**WORK INSTRUCTION**
Collect all lines containing the word "JSON" from the data.
BEGIN DATA IN THIS EXERCISE
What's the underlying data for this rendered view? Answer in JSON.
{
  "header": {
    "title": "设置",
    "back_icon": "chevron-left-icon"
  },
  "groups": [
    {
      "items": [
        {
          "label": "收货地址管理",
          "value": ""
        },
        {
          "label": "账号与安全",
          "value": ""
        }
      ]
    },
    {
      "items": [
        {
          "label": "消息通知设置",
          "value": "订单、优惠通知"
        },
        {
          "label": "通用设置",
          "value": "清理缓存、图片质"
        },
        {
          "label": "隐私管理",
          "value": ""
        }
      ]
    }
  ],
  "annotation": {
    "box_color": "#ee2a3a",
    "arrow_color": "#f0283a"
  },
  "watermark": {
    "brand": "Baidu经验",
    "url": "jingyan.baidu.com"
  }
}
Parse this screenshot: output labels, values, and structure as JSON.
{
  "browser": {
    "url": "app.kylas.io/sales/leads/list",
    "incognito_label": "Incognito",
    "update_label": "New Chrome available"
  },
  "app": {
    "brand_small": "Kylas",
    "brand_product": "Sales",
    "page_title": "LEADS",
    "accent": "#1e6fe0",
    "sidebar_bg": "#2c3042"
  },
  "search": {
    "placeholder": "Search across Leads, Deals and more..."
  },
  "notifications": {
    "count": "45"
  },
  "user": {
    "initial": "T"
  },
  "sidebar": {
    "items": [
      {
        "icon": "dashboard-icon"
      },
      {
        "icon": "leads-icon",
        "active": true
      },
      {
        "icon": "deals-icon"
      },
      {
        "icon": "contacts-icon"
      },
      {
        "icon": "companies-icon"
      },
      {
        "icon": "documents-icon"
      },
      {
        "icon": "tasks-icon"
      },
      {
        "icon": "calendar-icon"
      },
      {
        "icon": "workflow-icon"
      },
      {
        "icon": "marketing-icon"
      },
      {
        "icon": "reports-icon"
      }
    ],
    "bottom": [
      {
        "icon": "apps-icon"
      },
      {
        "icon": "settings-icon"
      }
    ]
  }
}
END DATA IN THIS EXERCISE
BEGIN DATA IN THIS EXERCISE
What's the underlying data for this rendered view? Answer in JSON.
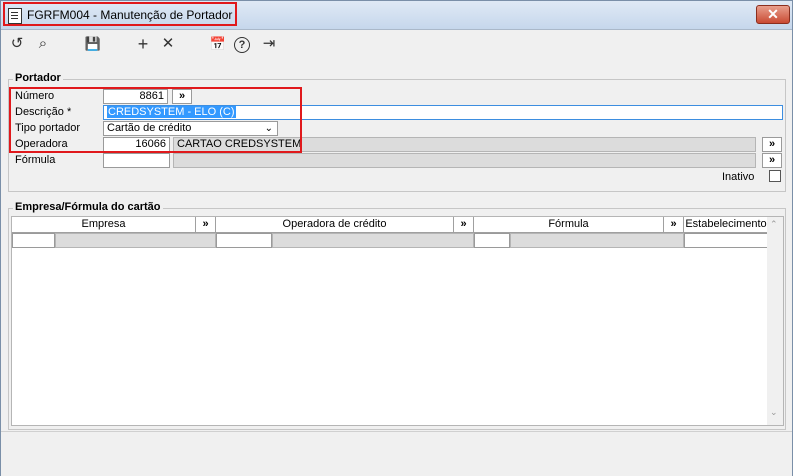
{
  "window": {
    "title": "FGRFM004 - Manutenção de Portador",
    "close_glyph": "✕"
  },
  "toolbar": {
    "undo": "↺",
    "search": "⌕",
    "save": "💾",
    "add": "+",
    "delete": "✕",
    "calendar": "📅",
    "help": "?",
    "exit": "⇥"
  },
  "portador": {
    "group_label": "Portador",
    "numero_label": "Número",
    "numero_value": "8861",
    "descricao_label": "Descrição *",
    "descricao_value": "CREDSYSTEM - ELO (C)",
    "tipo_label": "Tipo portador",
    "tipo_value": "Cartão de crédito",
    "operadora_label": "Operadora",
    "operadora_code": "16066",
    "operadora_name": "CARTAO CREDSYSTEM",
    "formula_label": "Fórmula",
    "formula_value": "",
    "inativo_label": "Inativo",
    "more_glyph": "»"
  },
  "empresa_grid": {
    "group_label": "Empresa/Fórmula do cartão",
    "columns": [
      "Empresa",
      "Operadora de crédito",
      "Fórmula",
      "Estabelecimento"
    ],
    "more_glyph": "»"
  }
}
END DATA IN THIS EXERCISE
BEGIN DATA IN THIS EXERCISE
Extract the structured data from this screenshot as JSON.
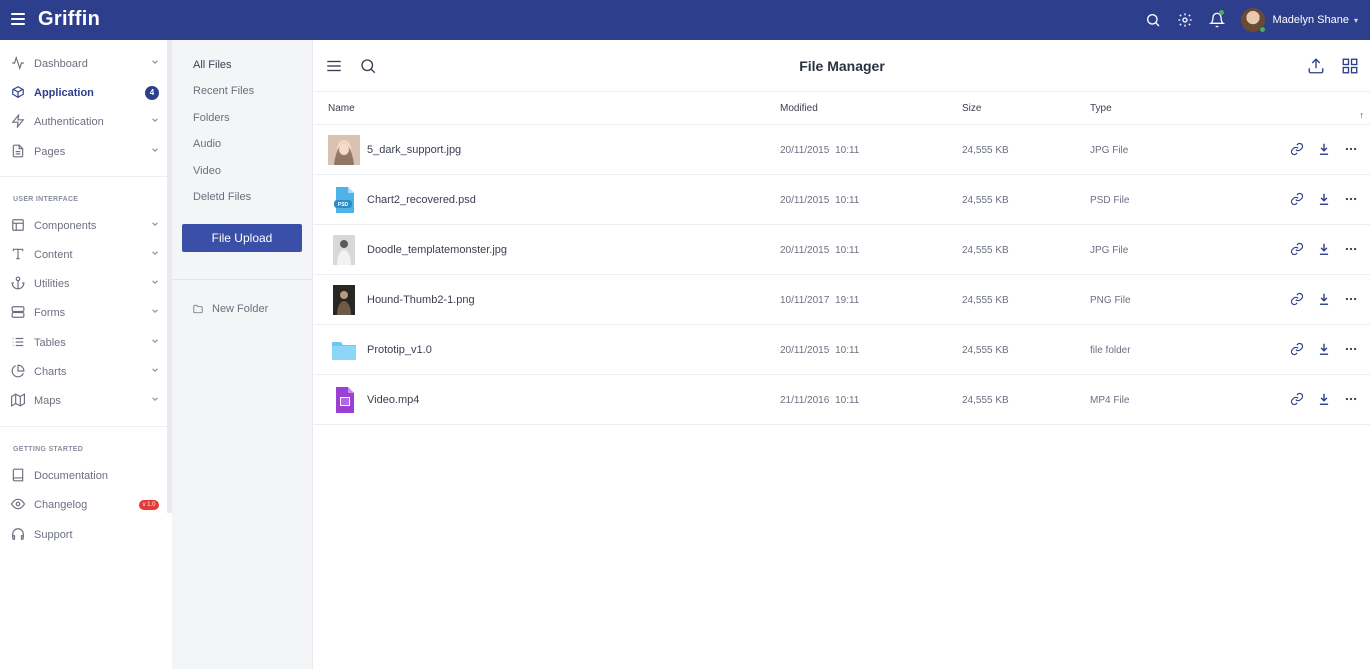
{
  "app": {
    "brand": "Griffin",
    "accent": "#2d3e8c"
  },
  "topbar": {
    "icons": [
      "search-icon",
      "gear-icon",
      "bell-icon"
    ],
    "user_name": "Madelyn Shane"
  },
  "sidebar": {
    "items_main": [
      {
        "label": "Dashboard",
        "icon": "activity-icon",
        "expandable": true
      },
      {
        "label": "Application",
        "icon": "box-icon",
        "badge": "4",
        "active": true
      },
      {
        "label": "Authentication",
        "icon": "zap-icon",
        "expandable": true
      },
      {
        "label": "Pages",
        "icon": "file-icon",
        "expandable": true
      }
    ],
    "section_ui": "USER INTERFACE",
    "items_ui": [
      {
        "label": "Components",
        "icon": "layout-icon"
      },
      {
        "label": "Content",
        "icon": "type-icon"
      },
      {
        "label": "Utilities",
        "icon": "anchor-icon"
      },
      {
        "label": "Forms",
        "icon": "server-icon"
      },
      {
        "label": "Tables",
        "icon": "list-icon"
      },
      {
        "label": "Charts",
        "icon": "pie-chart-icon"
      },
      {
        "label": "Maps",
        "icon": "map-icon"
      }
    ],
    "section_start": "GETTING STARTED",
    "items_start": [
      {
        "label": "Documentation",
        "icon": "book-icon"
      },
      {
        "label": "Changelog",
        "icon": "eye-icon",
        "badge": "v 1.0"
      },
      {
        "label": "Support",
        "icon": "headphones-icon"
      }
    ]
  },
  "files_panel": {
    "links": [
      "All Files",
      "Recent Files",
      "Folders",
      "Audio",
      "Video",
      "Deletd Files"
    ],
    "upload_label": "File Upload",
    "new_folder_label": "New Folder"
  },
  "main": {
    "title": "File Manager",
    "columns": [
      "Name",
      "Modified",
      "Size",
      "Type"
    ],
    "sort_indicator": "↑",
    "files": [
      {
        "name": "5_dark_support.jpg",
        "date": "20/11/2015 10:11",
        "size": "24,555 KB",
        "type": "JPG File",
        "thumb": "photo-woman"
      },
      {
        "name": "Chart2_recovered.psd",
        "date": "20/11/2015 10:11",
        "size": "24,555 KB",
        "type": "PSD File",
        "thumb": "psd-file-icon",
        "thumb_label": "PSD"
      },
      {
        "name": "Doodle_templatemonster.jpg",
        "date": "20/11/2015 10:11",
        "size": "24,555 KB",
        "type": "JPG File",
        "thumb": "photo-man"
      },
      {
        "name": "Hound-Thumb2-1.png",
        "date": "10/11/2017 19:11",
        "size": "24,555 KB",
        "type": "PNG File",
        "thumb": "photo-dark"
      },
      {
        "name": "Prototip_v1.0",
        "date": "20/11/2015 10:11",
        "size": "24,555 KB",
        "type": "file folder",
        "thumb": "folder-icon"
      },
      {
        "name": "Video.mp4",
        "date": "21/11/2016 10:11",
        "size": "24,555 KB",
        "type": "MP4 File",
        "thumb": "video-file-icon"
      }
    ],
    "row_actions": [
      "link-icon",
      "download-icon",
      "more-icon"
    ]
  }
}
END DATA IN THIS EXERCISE
**SOLUTION TO THIS PROBLEM**
What's the underlying data for this rendered view? Answer in JSON.
Parse this screenshot: output labels, values, and structure as JSON.
What's the underlying data for this rendered view? Answer in JSON.
Extract the structured data from this screenshot as JSON.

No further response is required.